_PROVIDED RECORDS_:
⟨

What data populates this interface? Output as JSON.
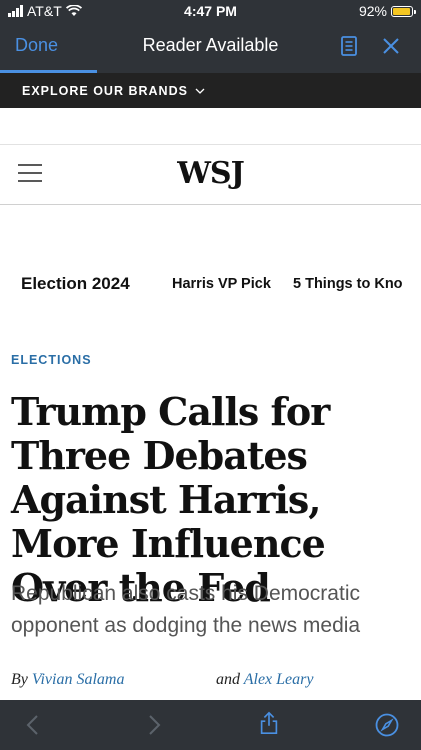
{
  "status_bar": {
    "carrier": "AT&T",
    "time": "4:47 PM",
    "battery": "92%",
    "battery_level": 0.92
  },
  "browser": {
    "done_label": "Done",
    "title": "Reader Available",
    "reading_progress": 0.23,
    "icons": [
      "reader-view-icon",
      "close-icon"
    ]
  },
  "explore": {
    "label": "EXPLORE OUR BRANDS"
  },
  "header": {
    "logo": "WSJ"
  },
  "topics": [
    "Election 2024",
    "Harris VP Pick",
    "5 Things to Kno"
  ],
  "article": {
    "section": "ELECTIONS",
    "headline": "Trump Calls for Three Debates Against Harris, More Influence Over the Fed",
    "dek": "Republican also casts his Democratic opponent as dodging the news media",
    "byline": {
      "by": "By",
      "author1": "Vivian Salama",
      "and": "and",
      "author2": "Alex Leary"
    }
  },
  "toolbar": {
    "icons": [
      "back-icon",
      "forward-icon",
      "share-icon",
      "compass-icon"
    ]
  },
  "colors": {
    "chrome": "#2f3338",
    "accent": "#4a90e2",
    "link": "#2a6ea6",
    "battery": "#f4c622"
  }
}
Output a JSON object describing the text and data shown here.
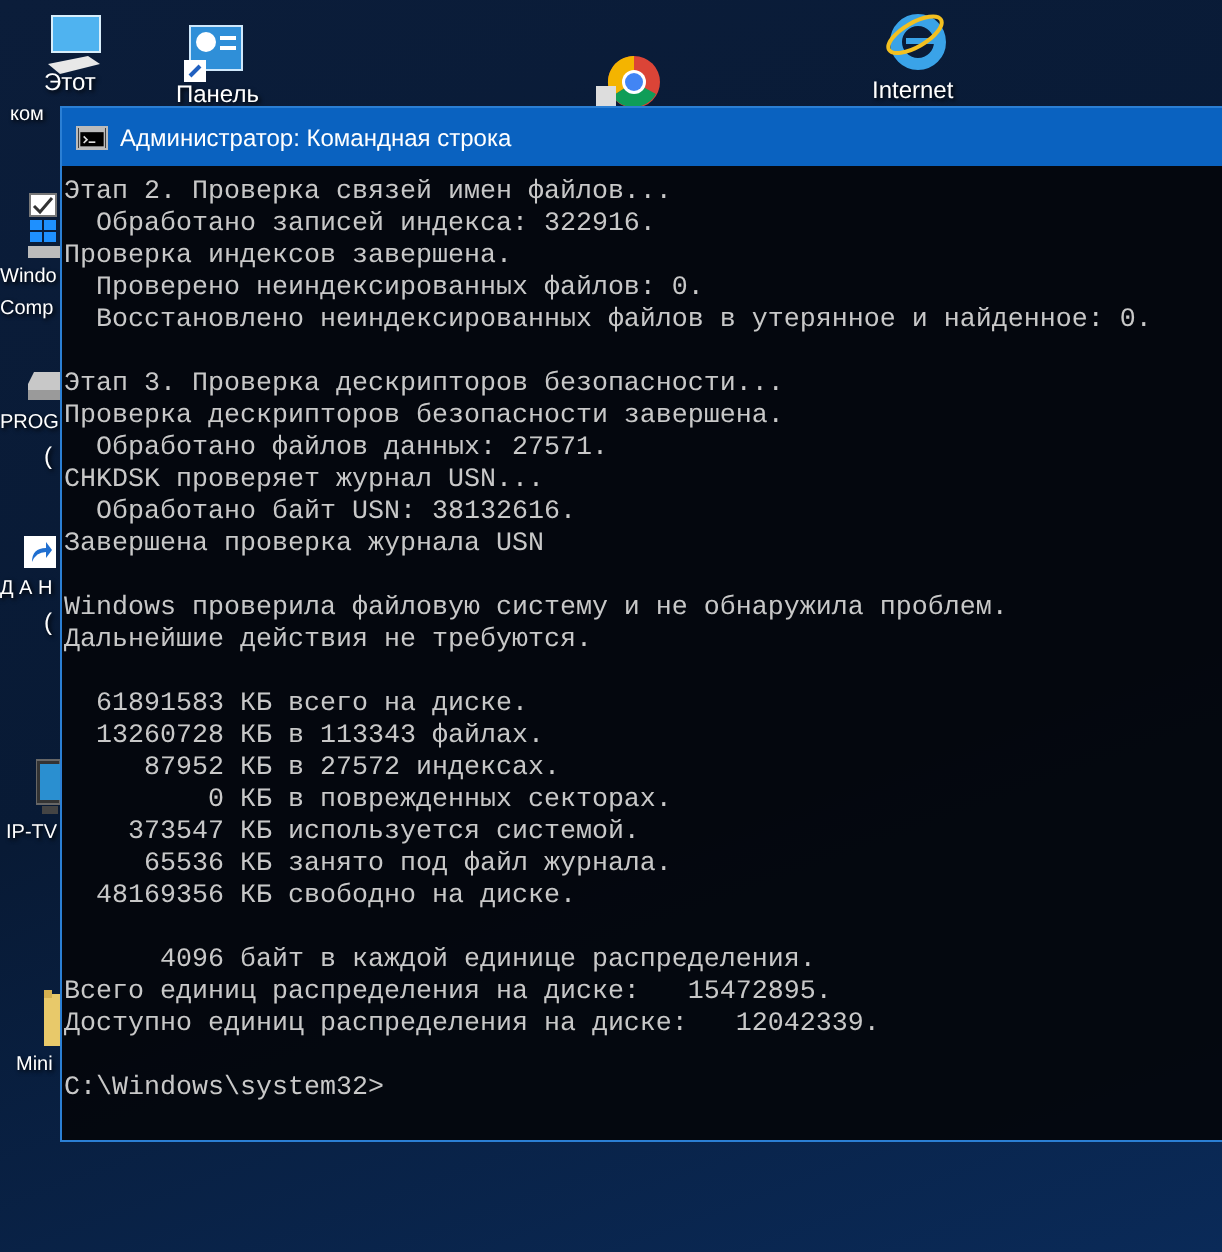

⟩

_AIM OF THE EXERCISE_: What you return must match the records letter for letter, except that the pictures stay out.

_RESULT FOR THIS TASK_:
What data populates this interface? Output as JSON.
{
  "status_bar": {
    "carrier": "AT&T",
    "time": "4:47 PM",
    "battery": "92%",
    "battery_level": 0.92
  },
  "browser": {
    "done_label": "Done",
    "title": "Reader Available",
    "reading_progress": 0.23,
    "icons": [
      "reader-view-icon",
      "close-icon"
    ]
  },
  "explore": {
    "label": "EXPLORE OUR BRANDS"
  },
  "header": {
    "logo": "WSJ"
  },
  "topics": [
    "Election 2024",
    "Harris VP Pick",
    "5 Things to Kno"
  ],
  "article": {
    "section": "ELECTIONS",
    "headline": "Trump Calls for Three Debates Against Harris, More Influence Over the Fed",
    "dek": "Republican also casts his Democratic opponent as dodging the news media",
    "byline": {
      "by": "By",
      "author1": "Vivian Salama",
      "and": "and",
      "author2": "Alex Leary"
    }
  },
  "toolbar": {
    "icons": [
      "back-icon",
      "forward-icon",
      "share-icon",
      "compass-icon"
    ]
  },
  "colors": {
    "chrome": "#2f3338",
    "accent": "#4a90e2",
    "link": "#2a6ea6",
    "battery": "#f4c622"
  }
}
Output a JSON object describing the text and data shown here.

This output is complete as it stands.